While Scott Chantler’s Three Thieves maintains its inaugural volume’s general sense of fun and deft use of comic / action timing, a lack of plot development and some off-putting odd perspective make it a much bumpier ride.
In the midst of a rainstorm, our titular trio, on their travels to find Dessa’s brother, decide to hole up in the hay loft of a stable accompanying an inn. Unbeknownst to them, said inn is run by the unscrupulous Grig, who’s running a side business to procure untaxed alcohol. As Grig finalizes the latest edition of that deal, in walk a slew of The Queen’s Dragons, in pursuit of you-know-who but also seeking shelter from the storm.

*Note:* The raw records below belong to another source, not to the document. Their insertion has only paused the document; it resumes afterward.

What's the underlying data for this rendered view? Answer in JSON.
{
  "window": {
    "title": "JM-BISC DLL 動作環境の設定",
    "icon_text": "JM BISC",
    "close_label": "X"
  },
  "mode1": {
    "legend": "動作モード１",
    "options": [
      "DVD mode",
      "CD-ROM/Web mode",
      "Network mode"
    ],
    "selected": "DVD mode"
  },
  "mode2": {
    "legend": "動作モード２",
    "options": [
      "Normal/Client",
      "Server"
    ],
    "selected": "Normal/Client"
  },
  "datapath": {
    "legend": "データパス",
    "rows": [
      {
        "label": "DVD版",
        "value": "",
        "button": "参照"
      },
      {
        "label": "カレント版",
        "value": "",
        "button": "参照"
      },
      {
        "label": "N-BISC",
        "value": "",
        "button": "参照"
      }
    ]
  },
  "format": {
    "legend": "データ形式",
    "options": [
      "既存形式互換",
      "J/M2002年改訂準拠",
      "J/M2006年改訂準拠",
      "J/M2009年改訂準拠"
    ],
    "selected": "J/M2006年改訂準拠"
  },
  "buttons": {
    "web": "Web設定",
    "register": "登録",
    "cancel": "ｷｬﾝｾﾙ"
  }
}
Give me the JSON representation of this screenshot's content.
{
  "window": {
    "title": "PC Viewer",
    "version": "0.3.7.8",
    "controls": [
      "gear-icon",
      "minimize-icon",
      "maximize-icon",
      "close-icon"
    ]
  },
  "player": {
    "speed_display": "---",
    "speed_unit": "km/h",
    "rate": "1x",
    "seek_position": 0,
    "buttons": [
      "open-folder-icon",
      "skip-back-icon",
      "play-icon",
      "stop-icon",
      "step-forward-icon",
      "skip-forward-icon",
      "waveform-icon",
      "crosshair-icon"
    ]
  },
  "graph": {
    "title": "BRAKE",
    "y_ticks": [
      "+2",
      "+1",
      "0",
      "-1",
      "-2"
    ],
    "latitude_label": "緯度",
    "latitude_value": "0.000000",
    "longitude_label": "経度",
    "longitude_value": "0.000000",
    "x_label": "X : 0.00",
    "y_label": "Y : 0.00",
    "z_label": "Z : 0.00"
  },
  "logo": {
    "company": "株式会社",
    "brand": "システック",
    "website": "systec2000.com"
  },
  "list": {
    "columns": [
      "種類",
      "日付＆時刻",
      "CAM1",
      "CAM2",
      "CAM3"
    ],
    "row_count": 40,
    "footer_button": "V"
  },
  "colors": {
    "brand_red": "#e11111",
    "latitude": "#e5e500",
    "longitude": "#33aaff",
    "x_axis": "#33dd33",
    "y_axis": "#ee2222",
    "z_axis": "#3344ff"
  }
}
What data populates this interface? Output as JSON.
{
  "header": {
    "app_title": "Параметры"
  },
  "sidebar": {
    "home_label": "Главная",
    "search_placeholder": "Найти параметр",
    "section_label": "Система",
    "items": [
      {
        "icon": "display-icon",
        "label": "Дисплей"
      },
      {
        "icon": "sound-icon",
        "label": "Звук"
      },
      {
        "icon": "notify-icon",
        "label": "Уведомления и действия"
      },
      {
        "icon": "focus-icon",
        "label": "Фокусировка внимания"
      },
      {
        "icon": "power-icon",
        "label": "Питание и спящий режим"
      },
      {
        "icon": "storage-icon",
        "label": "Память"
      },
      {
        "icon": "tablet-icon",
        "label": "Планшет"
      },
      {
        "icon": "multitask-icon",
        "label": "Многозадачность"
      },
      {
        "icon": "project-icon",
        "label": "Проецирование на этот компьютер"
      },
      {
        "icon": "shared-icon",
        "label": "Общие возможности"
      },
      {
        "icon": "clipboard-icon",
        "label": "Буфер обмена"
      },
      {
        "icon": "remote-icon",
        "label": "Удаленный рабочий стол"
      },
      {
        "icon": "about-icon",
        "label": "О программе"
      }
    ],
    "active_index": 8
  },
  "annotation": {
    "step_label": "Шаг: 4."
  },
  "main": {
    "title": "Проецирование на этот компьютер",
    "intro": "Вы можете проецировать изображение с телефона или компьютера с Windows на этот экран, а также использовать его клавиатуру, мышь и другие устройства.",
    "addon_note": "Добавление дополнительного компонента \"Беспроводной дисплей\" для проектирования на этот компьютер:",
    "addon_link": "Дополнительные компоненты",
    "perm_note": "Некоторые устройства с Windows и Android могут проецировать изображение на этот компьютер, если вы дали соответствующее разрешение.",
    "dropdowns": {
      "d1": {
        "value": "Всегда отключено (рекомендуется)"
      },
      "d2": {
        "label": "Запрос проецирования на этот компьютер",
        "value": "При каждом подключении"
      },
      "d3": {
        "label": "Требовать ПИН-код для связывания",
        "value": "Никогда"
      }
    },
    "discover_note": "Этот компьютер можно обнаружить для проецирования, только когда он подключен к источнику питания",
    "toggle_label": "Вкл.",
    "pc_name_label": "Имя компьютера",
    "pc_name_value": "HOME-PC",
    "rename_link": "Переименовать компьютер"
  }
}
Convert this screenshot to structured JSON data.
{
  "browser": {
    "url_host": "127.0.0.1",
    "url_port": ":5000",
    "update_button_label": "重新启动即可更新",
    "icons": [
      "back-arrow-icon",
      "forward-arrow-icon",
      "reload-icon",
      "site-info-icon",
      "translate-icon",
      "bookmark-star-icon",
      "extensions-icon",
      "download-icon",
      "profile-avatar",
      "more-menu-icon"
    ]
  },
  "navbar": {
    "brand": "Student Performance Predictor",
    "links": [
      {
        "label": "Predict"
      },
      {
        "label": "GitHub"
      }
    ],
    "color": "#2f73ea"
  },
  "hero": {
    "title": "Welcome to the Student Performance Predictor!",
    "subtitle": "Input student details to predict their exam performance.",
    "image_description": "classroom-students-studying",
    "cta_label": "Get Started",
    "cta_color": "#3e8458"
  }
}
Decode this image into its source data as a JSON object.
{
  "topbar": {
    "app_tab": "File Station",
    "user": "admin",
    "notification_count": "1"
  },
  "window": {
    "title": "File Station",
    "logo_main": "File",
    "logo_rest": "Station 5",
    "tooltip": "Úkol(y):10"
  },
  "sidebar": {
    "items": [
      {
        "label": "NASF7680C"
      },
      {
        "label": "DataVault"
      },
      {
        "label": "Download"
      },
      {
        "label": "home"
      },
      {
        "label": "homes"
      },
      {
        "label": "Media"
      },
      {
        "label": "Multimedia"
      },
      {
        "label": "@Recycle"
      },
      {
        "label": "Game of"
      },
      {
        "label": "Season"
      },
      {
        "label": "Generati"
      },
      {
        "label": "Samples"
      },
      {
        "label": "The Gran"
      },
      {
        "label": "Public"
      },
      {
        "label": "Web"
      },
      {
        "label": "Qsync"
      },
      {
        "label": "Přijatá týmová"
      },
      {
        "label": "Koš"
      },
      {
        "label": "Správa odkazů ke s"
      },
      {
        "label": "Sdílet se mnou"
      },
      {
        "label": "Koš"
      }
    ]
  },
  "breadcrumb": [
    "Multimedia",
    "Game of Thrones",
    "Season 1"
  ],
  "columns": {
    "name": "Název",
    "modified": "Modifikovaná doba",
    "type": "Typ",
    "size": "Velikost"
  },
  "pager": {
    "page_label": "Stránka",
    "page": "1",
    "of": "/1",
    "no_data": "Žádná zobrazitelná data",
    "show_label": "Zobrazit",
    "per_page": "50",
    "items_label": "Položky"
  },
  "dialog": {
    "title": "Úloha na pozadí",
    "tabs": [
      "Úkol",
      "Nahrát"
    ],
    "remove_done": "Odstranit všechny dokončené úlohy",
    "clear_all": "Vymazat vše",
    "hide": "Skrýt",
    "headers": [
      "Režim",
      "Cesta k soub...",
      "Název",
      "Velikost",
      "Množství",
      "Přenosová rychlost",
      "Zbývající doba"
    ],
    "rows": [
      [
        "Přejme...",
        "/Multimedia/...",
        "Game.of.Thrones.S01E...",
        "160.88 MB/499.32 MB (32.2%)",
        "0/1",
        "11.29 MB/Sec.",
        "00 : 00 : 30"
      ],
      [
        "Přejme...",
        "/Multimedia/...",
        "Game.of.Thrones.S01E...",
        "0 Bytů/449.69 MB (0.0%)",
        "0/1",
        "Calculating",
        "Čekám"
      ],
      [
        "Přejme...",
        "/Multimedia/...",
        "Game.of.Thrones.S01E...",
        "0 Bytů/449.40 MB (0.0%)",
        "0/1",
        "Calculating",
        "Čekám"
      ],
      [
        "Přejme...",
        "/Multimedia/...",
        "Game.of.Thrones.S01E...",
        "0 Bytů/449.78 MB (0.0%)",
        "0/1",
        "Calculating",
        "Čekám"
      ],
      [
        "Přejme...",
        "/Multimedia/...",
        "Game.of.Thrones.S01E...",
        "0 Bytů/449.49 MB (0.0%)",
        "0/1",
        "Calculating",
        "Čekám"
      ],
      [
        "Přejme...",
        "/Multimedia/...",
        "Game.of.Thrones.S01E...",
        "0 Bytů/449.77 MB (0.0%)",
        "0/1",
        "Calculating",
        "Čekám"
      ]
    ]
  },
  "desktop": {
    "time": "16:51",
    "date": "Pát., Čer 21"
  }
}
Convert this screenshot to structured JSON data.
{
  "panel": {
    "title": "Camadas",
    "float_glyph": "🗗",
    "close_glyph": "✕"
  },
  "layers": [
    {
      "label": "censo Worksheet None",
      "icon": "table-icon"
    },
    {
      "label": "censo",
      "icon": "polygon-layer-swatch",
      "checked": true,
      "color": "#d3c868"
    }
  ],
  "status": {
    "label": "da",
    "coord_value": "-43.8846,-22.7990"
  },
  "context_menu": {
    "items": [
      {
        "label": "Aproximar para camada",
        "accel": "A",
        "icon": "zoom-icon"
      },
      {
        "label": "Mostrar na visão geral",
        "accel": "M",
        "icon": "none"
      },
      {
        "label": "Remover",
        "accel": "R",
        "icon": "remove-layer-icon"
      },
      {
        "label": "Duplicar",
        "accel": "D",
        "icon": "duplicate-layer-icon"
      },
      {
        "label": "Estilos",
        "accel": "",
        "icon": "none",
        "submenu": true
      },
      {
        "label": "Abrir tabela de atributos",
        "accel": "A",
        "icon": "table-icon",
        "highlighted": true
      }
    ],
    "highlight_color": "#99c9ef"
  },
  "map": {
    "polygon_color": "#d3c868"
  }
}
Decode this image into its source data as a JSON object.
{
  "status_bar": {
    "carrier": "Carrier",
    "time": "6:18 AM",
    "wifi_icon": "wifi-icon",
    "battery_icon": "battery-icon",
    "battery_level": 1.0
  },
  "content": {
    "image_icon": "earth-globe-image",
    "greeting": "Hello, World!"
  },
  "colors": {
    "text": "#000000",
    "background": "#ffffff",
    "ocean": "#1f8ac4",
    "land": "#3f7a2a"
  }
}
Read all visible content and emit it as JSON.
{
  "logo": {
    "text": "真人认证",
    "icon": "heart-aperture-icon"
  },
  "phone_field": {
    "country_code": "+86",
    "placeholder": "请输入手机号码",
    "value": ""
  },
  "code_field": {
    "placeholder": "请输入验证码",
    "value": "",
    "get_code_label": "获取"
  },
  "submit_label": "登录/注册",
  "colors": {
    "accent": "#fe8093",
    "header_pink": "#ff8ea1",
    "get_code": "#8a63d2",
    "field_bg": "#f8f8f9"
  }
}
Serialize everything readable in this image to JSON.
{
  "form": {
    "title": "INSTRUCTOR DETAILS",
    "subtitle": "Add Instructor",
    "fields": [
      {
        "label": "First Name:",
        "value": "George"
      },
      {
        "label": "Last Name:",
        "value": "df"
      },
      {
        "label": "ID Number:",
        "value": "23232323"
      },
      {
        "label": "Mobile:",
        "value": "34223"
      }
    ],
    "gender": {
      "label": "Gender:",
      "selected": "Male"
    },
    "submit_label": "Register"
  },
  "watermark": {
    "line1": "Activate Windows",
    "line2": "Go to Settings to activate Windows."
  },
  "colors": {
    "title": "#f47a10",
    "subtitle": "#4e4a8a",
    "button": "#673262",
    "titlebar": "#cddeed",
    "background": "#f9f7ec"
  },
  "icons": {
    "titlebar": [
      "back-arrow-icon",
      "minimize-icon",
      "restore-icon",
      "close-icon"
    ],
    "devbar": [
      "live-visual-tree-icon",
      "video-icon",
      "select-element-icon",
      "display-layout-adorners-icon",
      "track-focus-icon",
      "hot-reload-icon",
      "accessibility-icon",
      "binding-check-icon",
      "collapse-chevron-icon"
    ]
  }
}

When Grig discovers Dessa, Topper and Fisk, dollar signs of a potential reward flicker in his eyes, and thus our setup for 100ish pages of near-miss foibles. Which, thanks to Chantler’s skills, are mostly successful. Having established his leads pretty well, there’s a lot of good back-and-forth – though Fisk is eschewed from events too early, presumably as a matter of plotting convenience – and the eventual about-face of all the major players is well effected.
But there’s a particular bit with a magician that causes the book to come to a cold stop; in part because it’s not logically very believable, but mainly because our heroes – in disguise – look so off. The dimensions might’ve been right, but it looks wrong, and Scott seems to cheat a bit to get everything in frame.
Otherwise, although it’s entertaining, volume 2 is too clearly a stop-gap. They’re just waiting out a storm and so happen to get involved in foibles, no forward story momentum otherwise happens. You remove this pause and the narrative is unaffected.
In the scheme of things, I understand playing things out a bit. If Scott hadn’t set up his fun characters and wasn’t so skilled at moving us around his pages, it would be a lot less tolerable. But… he didn’t. So, yeah, we’re good.